* _DATASET_:

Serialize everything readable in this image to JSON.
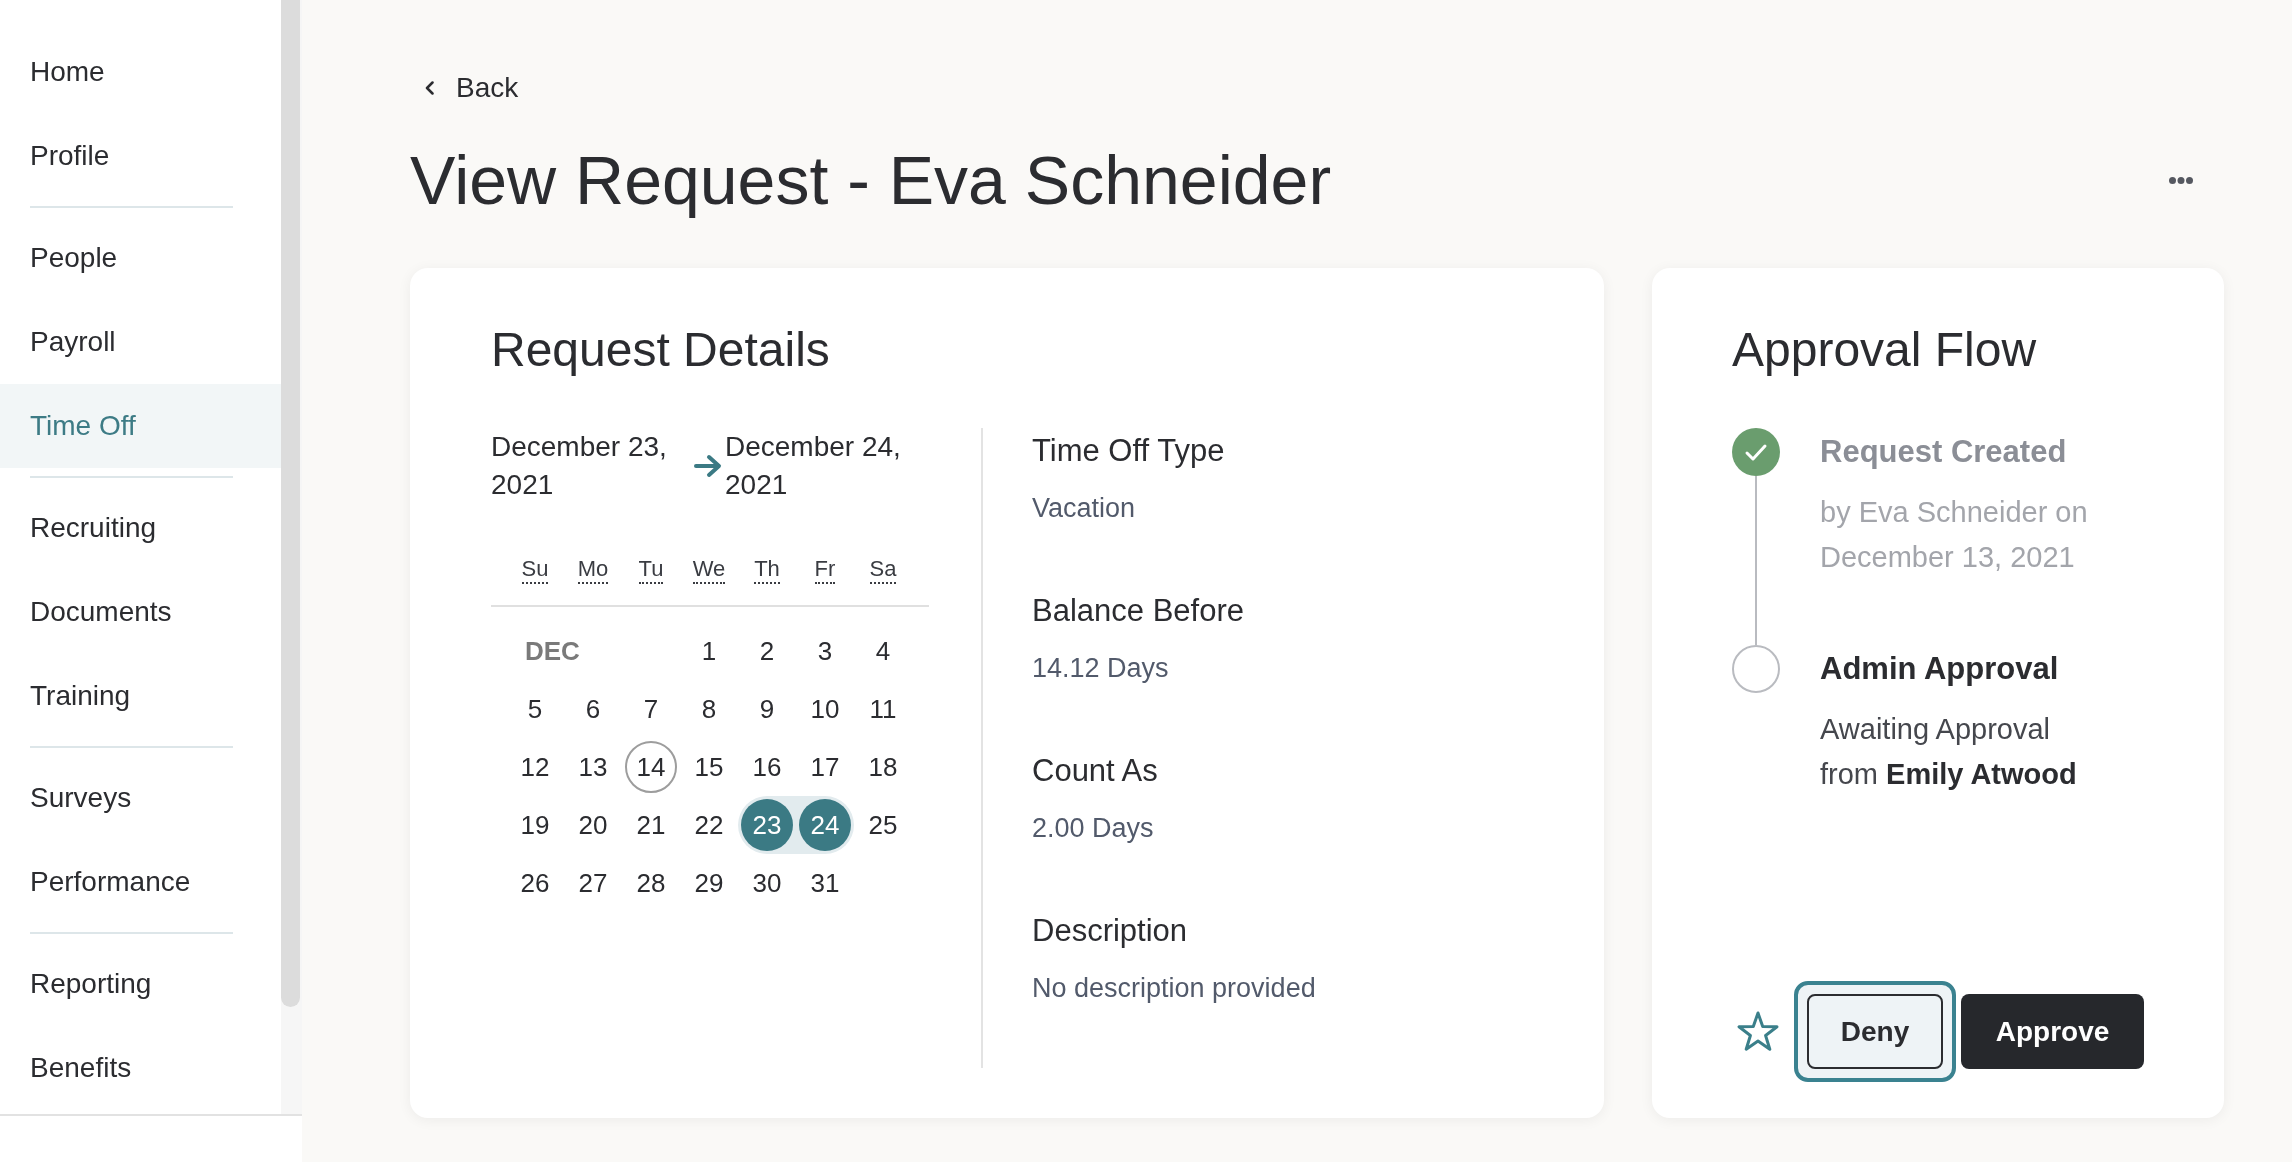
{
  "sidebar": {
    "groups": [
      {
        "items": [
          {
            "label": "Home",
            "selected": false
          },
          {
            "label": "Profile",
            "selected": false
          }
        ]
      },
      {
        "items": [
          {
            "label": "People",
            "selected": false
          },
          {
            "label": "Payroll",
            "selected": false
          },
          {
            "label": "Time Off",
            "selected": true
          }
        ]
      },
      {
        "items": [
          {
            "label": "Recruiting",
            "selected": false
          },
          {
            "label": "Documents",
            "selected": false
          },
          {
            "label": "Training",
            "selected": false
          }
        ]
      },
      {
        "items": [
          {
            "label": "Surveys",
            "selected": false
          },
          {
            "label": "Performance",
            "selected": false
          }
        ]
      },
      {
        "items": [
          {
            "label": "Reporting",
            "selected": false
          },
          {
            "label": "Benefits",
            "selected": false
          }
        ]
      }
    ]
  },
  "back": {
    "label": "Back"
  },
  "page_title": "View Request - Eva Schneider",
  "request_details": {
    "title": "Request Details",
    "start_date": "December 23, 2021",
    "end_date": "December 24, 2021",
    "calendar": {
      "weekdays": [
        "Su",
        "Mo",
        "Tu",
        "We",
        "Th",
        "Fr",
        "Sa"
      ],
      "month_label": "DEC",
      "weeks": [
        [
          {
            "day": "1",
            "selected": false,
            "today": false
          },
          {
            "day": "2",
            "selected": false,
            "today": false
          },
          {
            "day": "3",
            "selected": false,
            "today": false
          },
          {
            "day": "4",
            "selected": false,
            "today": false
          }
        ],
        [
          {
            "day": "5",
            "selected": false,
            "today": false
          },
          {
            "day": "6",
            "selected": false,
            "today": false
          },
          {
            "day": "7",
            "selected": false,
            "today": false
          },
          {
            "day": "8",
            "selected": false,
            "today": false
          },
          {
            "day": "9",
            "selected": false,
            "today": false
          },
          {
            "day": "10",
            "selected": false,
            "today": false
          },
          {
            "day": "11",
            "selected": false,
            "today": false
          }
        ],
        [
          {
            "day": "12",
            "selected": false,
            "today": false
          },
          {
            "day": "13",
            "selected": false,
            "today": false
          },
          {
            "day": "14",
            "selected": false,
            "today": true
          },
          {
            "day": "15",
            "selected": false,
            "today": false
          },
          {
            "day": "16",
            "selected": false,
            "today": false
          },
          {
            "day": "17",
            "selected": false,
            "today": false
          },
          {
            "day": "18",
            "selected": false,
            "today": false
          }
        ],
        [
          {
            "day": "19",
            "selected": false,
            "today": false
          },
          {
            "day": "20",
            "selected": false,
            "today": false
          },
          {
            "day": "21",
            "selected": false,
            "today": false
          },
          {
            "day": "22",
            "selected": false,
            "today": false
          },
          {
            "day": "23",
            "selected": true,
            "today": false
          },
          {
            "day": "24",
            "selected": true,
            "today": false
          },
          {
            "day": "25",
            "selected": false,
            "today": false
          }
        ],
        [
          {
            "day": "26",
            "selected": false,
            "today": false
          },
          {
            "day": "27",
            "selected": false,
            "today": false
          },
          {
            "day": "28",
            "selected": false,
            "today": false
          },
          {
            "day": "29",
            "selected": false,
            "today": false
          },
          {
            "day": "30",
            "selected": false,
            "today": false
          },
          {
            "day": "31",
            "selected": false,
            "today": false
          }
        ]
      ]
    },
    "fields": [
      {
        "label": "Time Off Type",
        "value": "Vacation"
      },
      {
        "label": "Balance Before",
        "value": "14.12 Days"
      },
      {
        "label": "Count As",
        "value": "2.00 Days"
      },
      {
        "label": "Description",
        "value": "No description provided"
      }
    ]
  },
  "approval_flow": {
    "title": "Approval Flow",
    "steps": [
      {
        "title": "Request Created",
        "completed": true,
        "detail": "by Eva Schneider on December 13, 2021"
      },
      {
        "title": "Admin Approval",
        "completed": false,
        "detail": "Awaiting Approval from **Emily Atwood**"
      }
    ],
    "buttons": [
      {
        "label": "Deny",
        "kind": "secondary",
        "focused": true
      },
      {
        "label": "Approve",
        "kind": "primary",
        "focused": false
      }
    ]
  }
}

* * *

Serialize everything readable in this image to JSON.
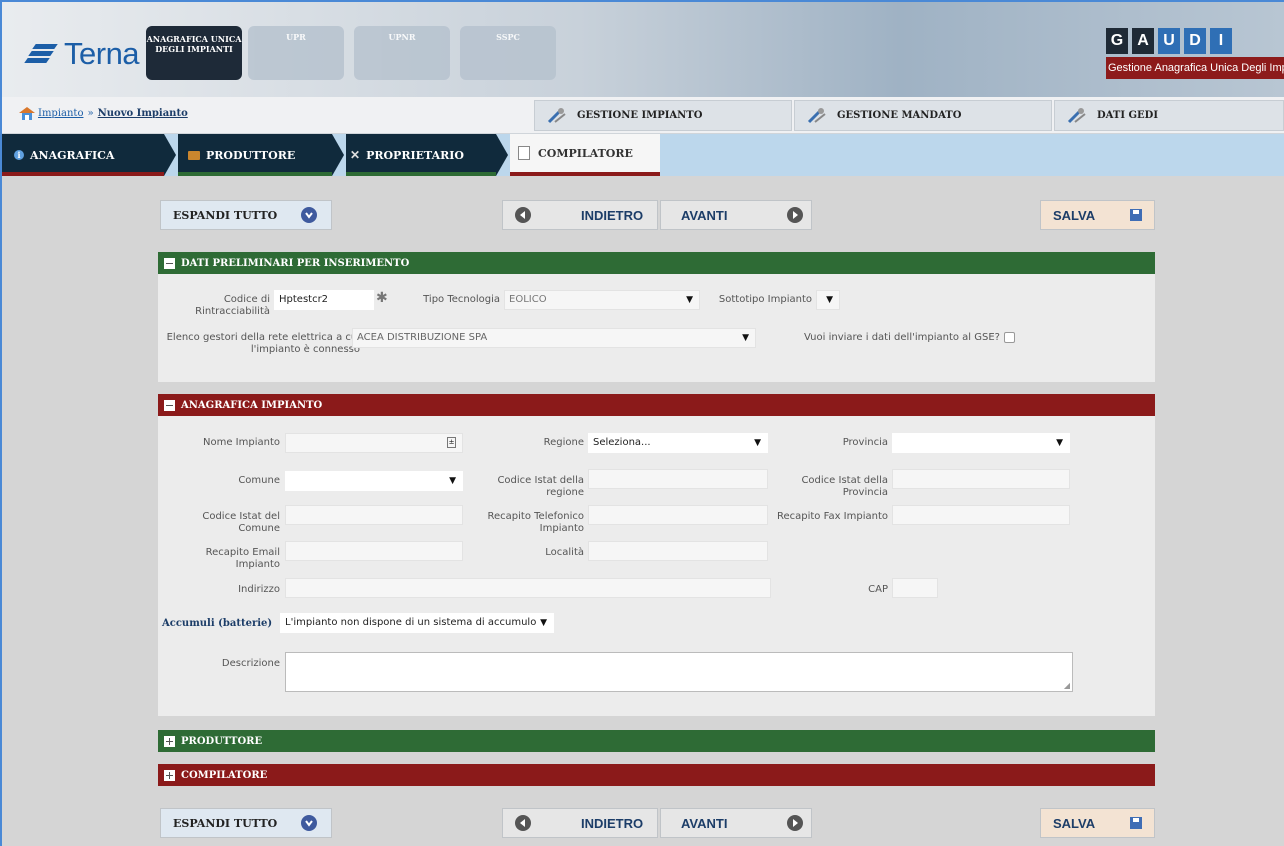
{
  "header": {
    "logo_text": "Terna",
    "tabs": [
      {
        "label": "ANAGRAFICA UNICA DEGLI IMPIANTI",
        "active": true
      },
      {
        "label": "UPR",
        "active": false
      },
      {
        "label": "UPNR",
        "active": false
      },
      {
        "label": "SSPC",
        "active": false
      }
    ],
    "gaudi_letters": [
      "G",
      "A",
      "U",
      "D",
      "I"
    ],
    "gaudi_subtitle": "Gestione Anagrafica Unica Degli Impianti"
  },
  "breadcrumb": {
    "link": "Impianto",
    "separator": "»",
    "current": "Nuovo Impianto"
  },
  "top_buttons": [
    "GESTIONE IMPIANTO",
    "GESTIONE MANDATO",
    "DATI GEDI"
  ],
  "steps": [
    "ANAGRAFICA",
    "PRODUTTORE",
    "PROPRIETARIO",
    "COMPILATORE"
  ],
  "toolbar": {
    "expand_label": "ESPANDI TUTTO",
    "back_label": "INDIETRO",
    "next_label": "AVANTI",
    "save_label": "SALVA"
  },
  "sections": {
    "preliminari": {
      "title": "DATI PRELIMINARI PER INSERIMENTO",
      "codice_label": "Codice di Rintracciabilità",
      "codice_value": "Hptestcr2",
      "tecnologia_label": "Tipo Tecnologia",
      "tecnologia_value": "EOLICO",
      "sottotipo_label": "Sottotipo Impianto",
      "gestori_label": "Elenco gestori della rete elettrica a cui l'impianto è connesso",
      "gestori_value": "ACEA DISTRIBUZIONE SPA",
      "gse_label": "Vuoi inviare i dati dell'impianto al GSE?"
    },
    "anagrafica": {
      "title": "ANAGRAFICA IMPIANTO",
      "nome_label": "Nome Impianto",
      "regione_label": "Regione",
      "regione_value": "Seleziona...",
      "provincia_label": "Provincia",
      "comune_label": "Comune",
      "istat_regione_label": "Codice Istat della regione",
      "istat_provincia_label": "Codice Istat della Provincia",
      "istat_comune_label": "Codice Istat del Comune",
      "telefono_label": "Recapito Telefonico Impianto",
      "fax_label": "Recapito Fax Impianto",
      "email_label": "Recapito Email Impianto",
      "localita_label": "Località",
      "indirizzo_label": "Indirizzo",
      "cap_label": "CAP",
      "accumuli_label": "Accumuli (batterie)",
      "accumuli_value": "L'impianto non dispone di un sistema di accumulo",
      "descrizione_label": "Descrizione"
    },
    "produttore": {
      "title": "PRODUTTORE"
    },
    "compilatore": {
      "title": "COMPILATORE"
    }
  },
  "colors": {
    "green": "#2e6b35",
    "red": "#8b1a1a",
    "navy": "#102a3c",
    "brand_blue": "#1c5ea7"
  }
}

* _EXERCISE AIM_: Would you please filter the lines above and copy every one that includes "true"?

* _OUTPUT_:
            "selected": true
            "today": true
            "selected": true,
            "selected": true,
        "completed": true,
        "focused": true
        "active": true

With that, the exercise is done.